■ **Work instruction**
Should a line in the entries below contain "hours", return that line.

■ **Data records**
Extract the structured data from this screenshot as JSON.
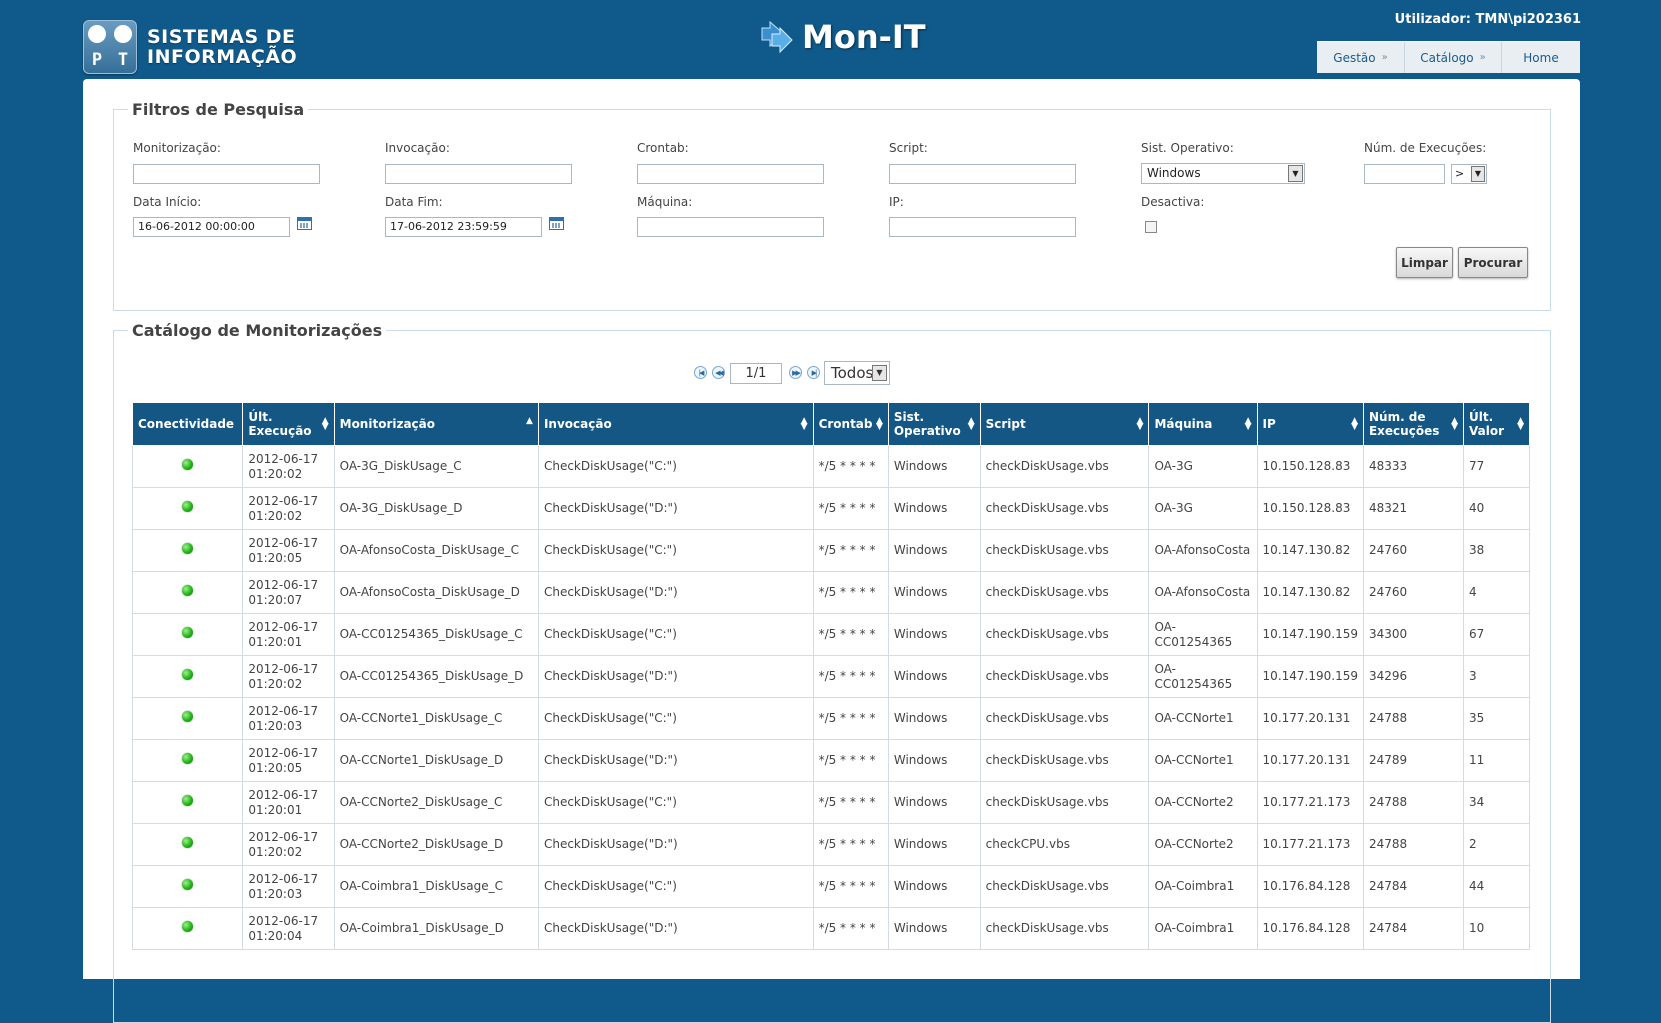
{
  "header": {
    "logo_line1": "SISTEMAS DE",
    "logo_line2": "INFORMAÇÃO",
    "logo_letters": [
      "P",
      "T"
    ],
    "app_title": "Mon-IT",
    "user_label": "Utilizador:",
    "user_name": "TMN\\pi202361",
    "nav": [
      {
        "label": "Gestão",
        "sep": "»"
      },
      {
        "label": "Catálogo",
        "sep": "»"
      },
      {
        "label": "Home",
        "sep": ""
      }
    ]
  },
  "filters": {
    "title": "Filtros de Pesquisa",
    "monitorizacao_label": "Monitorização:",
    "invocacao_label": "Invocação:",
    "crontab_label": "Crontab:",
    "script_label": "Script:",
    "so_label": "Sist. Operativo:",
    "so_value": "Windows",
    "num_exec_label": "Núm. de Execuções:",
    "num_exec_op": ">",
    "data_inicio_label": "Data Início:",
    "data_inicio_value": "16-06-2012 00:00:00",
    "data_fim_label": "Data Fim:",
    "data_fim_value": "17-06-2012 23:59:59",
    "maquina_label": "Máquina:",
    "ip_label": "IP:",
    "desactiva_label": "Desactiva:",
    "limpar": "Limpar",
    "procurar": "Procurar"
  },
  "catalog": {
    "title": "Catálogo de Monitorizações",
    "page_value": "1/1",
    "page_size": "Todos",
    "columns": [
      {
        "l1": "Conectividade",
        "l2": "",
        "sort": ""
      },
      {
        "l1": "Últ.",
        "l2": "Execução",
        "sort": "both"
      },
      {
        "l1": "Monitorização",
        "l2": "",
        "sort": "up"
      },
      {
        "l1": "Invocação",
        "l2": "",
        "sort": "both"
      },
      {
        "l1": "Crontab",
        "l2": "",
        "sort": "both"
      },
      {
        "l1": "Sist.",
        "l2": "Operativo",
        "sort": "both"
      },
      {
        "l1": "Script",
        "l2": "",
        "sort": "both"
      },
      {
        "l1": "Máquina",
        "l2": "",
        "sort": "both"
      },
      {
        "l1": "IP",
        "l2": "",
        "sort": "both"
      },
      {
        "l1": "Núm. de",
        "l2": "Execuções",
        "sort": "both"
      },
      {
        "l1": "Últ.",
        "l2": "Valor",
        "sort": "both"
      }
    ],
    "rows": [
      {
        "status": "ok",
        "date": "2012-06-17",
        "time": "01:20:02",
        "mon": "OA-3G_DiskUsage_C",
        "inv": "CheckDiskUsage(\"C:\")",
        "cron": "*/5 * * * *",
        "so": "Windows",
        "script": "checkDiskUsage.vbs",
        "maq": "OA-3G",
        "ip": "10.150.128.83",
        "exec": "48333",
        "val": "77"
      },
      {
        "status": "ok",
        "date": "2012-06-17",
        "time": "01:20:02",
        "mon": "OA-3G_DiskUsage_D",
        "inv": "CheckDiskUsage(\"D:\")",
        "cron": "*/5 * * * *",
        "so": "Windows",
        "script": "checkDiskUsage.vbs",
        "maq": "OA-3G",
        "ip": "10.150.128.83",
        "exec": "48321",
        "val": "40"
      },
      {
        "status": "ok",
        "date": "2012-06-17",
        "time": "01:20:05",
        "mon": "OA-AfonsoCosta_DiskUsage_C",
        "inv": "CheckDiskUsage(\"C:\")",
        "cron": "*/5 * * * *",
        "so": "Windows",
        "script": "checkDiskUsage.vbs",
        "maq": "OA-AfonsoCosta",
        "ip": "10.147.130.82",
        "exec": "24760",
        "val": "38"
      },
      {
        "status": "ok",
        "date": "2012-06-17",
        "time": "01:20:07",
        "mon": "OA-AfonsoCosta_DiskUsage_D",
        "inv": "CheckDiskUsage(\"D:\")",
        "cron": "*/5 * * * *",
        "so": "Windows",
        "script": "checkDiskUsage.vbs",
        "maq": "OA-AfonsoCosta",
        "ip": "10.147.130.82",
        "exec": "24760",
        "val": "4"
      },
      {
        "status": "ok",
        "date": "2012-06-17",
        "time": "01:20:01",
        "mon": "OA-CC01254365_DiskUsage_C",
        "inv": "CheckDiskUsage(\"C:\")",
        "cron": "*/5 * * * *",
        "so": "Windows",
        "script": "checkDiskUsage.vbs",
        "maq": "OA-CC01254365",
        "ip": "10.147.190.159",
        "exec": "34300",
        "val": "67"
      },
      {
        "status": "ok",
        "date": "2012-06-17",
        "time": "01:20:02",
        "mon": "OA-CC01254365_DiskUsage_D",
        "inv": "CheckDiskUsage(\"D:\")",
        "cron": "*/5 * * * *",
        "so": "Windows",
        "script": "checkDiskUsage.vbs",
        "maq": "OA-CC01254365",
        "ip": "10.147.190.159",
        "exec": "34296",
        "val": "3"
      },
      {
        "status": "ok",
        "date": "2012-06-17",
        "time": "01:20:03",
        "mon": "OA-CCNorte1_DiskUsage_C",
        "inv": "CheckDiskUsage(\"C:\")",
        "cron": "*/5 * * * *",
        "so": "Windows",
        "script": "checkDiskUsage.vbs",
        "maq": "OA-CCNorte1",
        "ip": "10.177.20.131",
        "exec": "24788",
        "val": "35"
      },
      {
        "status": "ok",
        "date": "2012-06-17",
        "time": "01:20:05",
        "mon": "OA-CCNorte1_DiskUsage_D",
        "inv": "CheckDiskUsage(\"D:\")",
        "cron": "*/5 * * * *",
        "so": "Windows",
        "script": "checkDiskUsage.vbs",
        "maq": "OA-CCNorte1",
        "ip": "10.177.20.131",
        "exec": "24789",
        "val": "11"
      },
      {
        "status": "ok",
        "date": "2012-06-17",
        "time": "01:20:01",
        "mon": "OA-CCNorte2_DiskUsage_C",
        "inv": "CheckDiskUsage(\"C:\")",
        "cron": "*/5 * * * *",
        "so": "Windows",
        "script": "checkDiskUsage.vbs",
        "maq": "OA-CCNorte2",
        "ip": "10.177.21.173",
        "exec": "24788",
        "val": "34"
      },
      {
        "status": "ok",
        "date": "2012-06-17",
        "time": "01:20:02",
        "mon": "OA-CCNorte2_DiskUsage_D",
        "inv": "CheckDiskUsage(\"D:\")",
        "cron": "*/5 * * * *",
        "so": "Windows",
        "script": "checkCPU.vbs",
        "maq": "OA-CCNorte2",
        "ip": "10.177.21.173",
        "exec": "24788",
        "val": "2"
      },
      {
        "status": "ok",
        "date": "2012-06-17",
        "time": "01:20:03",
        "mon": "OA-Coimbra1_DiskUsage_C",
        "inv": "CheckDiskUsage(\"C:\")",
        "cron": "*/5 * * * *",
        "so": "Windows",
        "script": "checkDiskUsage.vbs",
        "maq": "OA-Coimbra1",
        "ip": "10.176.84.128",
        "exec": "24784",
        "val": "44"
      },
      {
        "status": "ok",
        "date": "2012-06-17",
        "time": "01:20:04",
        "mon": "OA-Coimbra1_DiskUsage_D",
        "inv": "CheckDiskUsage(\"D:\")",
        "cron": "*/5 * * * *",
        "so": "Windows",
        "script": "checkDiskUsage.vbs",
        "maq": "OA-Coimbra1",
        "ip": "10.176.84.128",
        "exec": "24784",
        "val": "10"
      }
    ]
  },
  "icons": {
    "status_ok": "green-dot-icon",
    "calendar": "calendar-icon",
    "first": "first-page-icon",
    "prev": "prev-page-icon",
    "next": "next-page-icon",
    "last": "last-page-icon",
    "app": "arrow-logo-icon"
  },
  "colors": {
    "background": "#0f5a8a",
    "header_row": "#145785",
    "status_ok": "#22b318"
  }
}
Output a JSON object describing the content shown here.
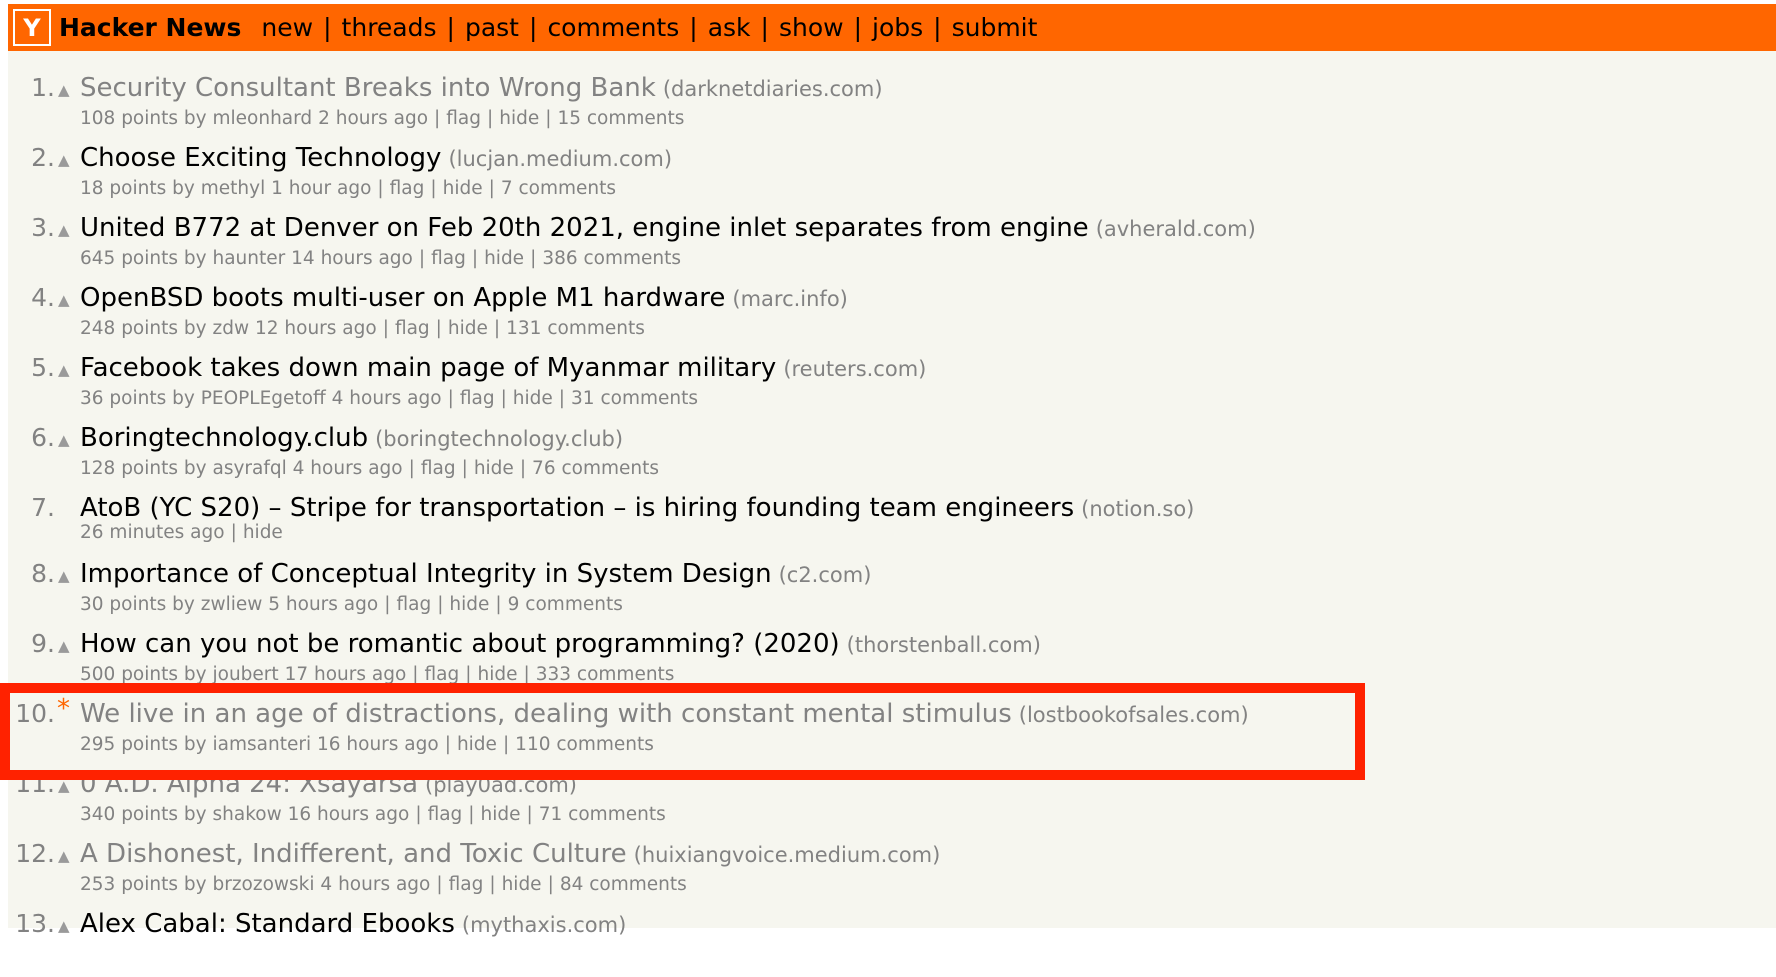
{
  "header": {
    "logo_letter": "Y",
    "brand": "Hacker News",
    "nav": [
      "new",
      "threads",
      "past",
      "comments",
      "ask",
      "show",
      "jobs",
      "submit"
    ],
    "nav_separator": "|",
    "colors": {
      "bar": "#ff6600",
      "background": "#f6f6ef",
      "meta": "#828282",
      "highlight": "#ff2200"
    }
  },
  "icons": {
    "upvote": "▲",
    "new_marker": "*"
  },
  "stories": [
    {
      "rank": "1.",
      "vote": "upvote",
      "title": "Security Consultant Breaks into Wrong Bank",
      "site": "(darknetdiaries.com)",
      "visited": true,
      "points": "108 points",
      "by": "by",
      "user": "mleonhard",
      "age": "2 hours ago",
      "actions": [
        "flag",
        "hide"
      ],
      "comments": "15 comments"
    },
    {
      "rank": "2.",
      "vote": "upvote",
      "title": "Choose Exciting Technology",
      "site": "(lucjan.medium.com)",
      "visited": false,
      "points": "18 points",
      "by": "by",
      "user": "methyl",
      "age": "1 hour ago",
      "actions": [
        "flag",
        "hide"
      ],
      "comments": "7 comments"
    },
    {
      "rank": "3.",
      "vote": "upvote",
      "title": "United B772 at Denver on Feb 20th 2021, engine inlet separates from engine",
      "site": "(avherald.com)",
      "visited": false,
      "points": "645 points",
      "by": "by",
      "user": "haunter",
      "age": "14 hours ago",
      "actions": [
        "flag",
        "hide"
      ],
      "comments": "386 comments"
    },
    {
      "rank": "4.",
      "vote": "upvote",
      "title": "OpenBSD boots multi-user on Apple M1 hardware",
      "site": "(marc.info)",
      "visited": false,
      "points": "248 points",
      "by": "by",
      "user": "zdw",
      "age": "12 hours ago",
      "actions": [
        "flag",
        "hide"
      ],
      "comments": "131 comments"
    },
    {
      "rank": "5.",
      "vote": "upvote",
      "title": "Facebook takes down main page of Myanmar military",
      "site": "(reuters.com)",
      "visited": false,
      "points": "36 points",
      "by": "by",
      "user": "PEOPLEgetoff",
      "age": "4 hours ago",
      "actions": [
        "flag",
        "hide"
      ],
      "comments": "31 comments"
    },
    {
      "rank": "6.",
      "vote": "upvote",
      "title": "Boringtechnology.club",
      "site": "(boringtechnology.club)",
      "visited": false,
      "points": "128 points",
      "by": "by",
      "user": "asyrafql",
      "age": "4 hours ago",
      "actions": [
        "flag",
        "hide"
      ],
      "comments": "76 comments"
    },
    {
      "rank": "7.",
      "vote": "none",
      "job": true,
      "title": "AtoB (YC S20) – Stripe for transportation – is hiring founding team engineers",
      "site": "(notion.so)",
      "visited": false,
      "age": "26 minutes ago",
      "actions": [
        "hide"
      ]
    },
    {
      "rank": "8.",
      "vote": "upvote",
      "title": "Importance of Conceptual Integrity in System Design",
      "site": "(c2.com)",
      "visited": false,
      "points": "30 points",
      "by": "by",
      "user": "zwliew",
      "age": "5 hours ago",
      "actions": [
        "flag",
        "hide"
      ],
      "comments": "9 comments"
    },
    {
      "rank": "9.",
      "vote": "upvote",
      "title": "How can you not be romantic about programming? (2020)",
      "site": "(thorstenball.com)",
      "visited": false,
      "points": "500 points",
      "by": "by",
      "user": "joubert",
      "age": "17 hours ago",
      "actions": [
        "flag",
        "hide"
      ],
      "comments": "333 comments"
    },
    {
      "rank": "10.",
      "vote": "new_marker",
      "title": "We live in an age of distractions, dealing with constant mental stimulus",
      "site": "(lostbookofsales.com)",
      "visited": true,
      "highlighted": true,
      "points": "295 points",
      "by": "by",
      "user": "iamsanteri",
      "age": "16 hours ago",
      "actions": [
        "hide"
      ],
      "comments": "110 comments"
    },
    {
      "rank": "11.",
      "vote": "upvote",
      "title": "0 A.D. Alpha 24: Xšayāršā",
      "site": "(play0ad.com)",
      "visited": true,
      "points": "340 points",
      "by": "by",
      "user": "shakow",
      "age": "16 hours ago",
      "actions": [
        "flag",
        "hide"
      ],
      "comments": "71 comments"
    },
    {
      "rank": "12.",
      "vote": "upvote",
      "title": "A Dishonest, Indifferent, and Toxic Culture",
      "site": "(huixiangvoice.medium.com)",
      "visited": true,
      "points": "253 points",
      "by": "by",
      "user": "brzozowski",
      "age": "4 hours ago",
      "actions": [
        "flag",
        "hide"
      ],
      "comments": "84 comments"
    },
    {
      "rank": "13.",
      "vote": "upvote",
      "title": "Alex Cabal: Standard Ebooks",
      "site": "(mythaxis.com)",
      "visited": false
    }
  ]
}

■ **Answer**
      "age": "2 hours ago",
      "age": "14 hours ago",
      "age": "12 hours ago",
      "age": "4 hours ago",
      "age": "4 hours ago",
      "age": "5 hours ago",
      "age": "17 hours ago",
      "age": "16 hours ago",
      "age": "16 hours ago",
      "age": "4 hours ago",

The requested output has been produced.